The Kingdom of Nri was a theocratic polity that developed in the central heartland of the Igbo region. The people within the Nri-related areas were said to be committed to peace for many centuries. This religious pacifism was rooted in a belief that violence was an abomination which polluted the earth. Nri believed in cleansing and purifying the earth (a supernatural force to Nri called Ana and Ajana) of human abominations and crimes.
The Eze Nri could declare a form of excommunication from the odinani Nri against those who violated specific taboos. Members of the Ikénga could isolate entire communities through this form of ritual sanction.
Igbo-Ukwu artifacts are one of the better-known remnants of the Nri culture which permanently influenced the northern and western Igbo, especially through religion. Igbo-Ukwu bronzes have been compared to those of Ife and Benin. They come from a different tradition, however, and are associated with the Eze Nri by descendants of Eri.
Nri’s cultural tradition was based on the concepts of peace, truth and harmony. This culture was disseminated through the ritualistic Ozo traders who maintained Nri influence by traveling and spreading Nri practices – such as the ìkénga which represents a personal embodiment of human endeavor, achievement, success and victory – to other communities.
The Eze Nri used the Igu Aro festival (counting of the year) as a royal ritual to maintain his influence over the communities under his authority. Eri, the sky being, revealed the opportunity of time to the Igbo, who would use the days for exchanging goods and knowledge. The festival was seen as a time of peace on which certain activities and unnecessary noise were prohibited.

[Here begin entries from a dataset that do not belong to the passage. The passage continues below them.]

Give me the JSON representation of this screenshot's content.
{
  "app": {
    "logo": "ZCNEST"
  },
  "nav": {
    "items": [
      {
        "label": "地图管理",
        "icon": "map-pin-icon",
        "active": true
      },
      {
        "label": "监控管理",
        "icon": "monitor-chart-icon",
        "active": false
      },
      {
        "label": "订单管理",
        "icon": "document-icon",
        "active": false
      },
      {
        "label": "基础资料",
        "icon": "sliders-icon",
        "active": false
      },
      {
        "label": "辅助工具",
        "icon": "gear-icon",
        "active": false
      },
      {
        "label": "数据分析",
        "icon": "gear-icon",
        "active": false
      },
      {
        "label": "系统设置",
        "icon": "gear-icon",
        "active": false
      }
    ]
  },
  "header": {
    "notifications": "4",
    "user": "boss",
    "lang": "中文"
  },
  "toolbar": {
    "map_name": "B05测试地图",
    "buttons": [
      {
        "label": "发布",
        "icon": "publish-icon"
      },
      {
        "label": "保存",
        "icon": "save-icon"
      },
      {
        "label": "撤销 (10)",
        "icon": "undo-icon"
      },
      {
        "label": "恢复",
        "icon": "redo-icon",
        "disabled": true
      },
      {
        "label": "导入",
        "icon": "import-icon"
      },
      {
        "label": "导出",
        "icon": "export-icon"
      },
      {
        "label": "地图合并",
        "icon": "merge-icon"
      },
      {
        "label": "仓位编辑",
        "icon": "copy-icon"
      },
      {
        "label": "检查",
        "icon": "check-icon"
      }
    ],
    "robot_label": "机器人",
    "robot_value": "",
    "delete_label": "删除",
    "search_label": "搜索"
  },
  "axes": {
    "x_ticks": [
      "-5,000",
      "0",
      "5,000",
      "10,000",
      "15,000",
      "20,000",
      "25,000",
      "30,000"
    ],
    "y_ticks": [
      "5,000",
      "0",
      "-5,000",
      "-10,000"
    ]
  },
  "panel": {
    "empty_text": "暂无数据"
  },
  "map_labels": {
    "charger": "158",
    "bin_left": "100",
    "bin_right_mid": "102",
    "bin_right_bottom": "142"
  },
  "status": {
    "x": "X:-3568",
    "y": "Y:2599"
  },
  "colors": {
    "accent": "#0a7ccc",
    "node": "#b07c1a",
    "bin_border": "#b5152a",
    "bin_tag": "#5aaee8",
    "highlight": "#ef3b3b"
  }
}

The British Army forced the reigning Eze Nri to renounce the ritual power of the religion – the ìkénga – ending the Kingdom of Nri as a political power in 1911.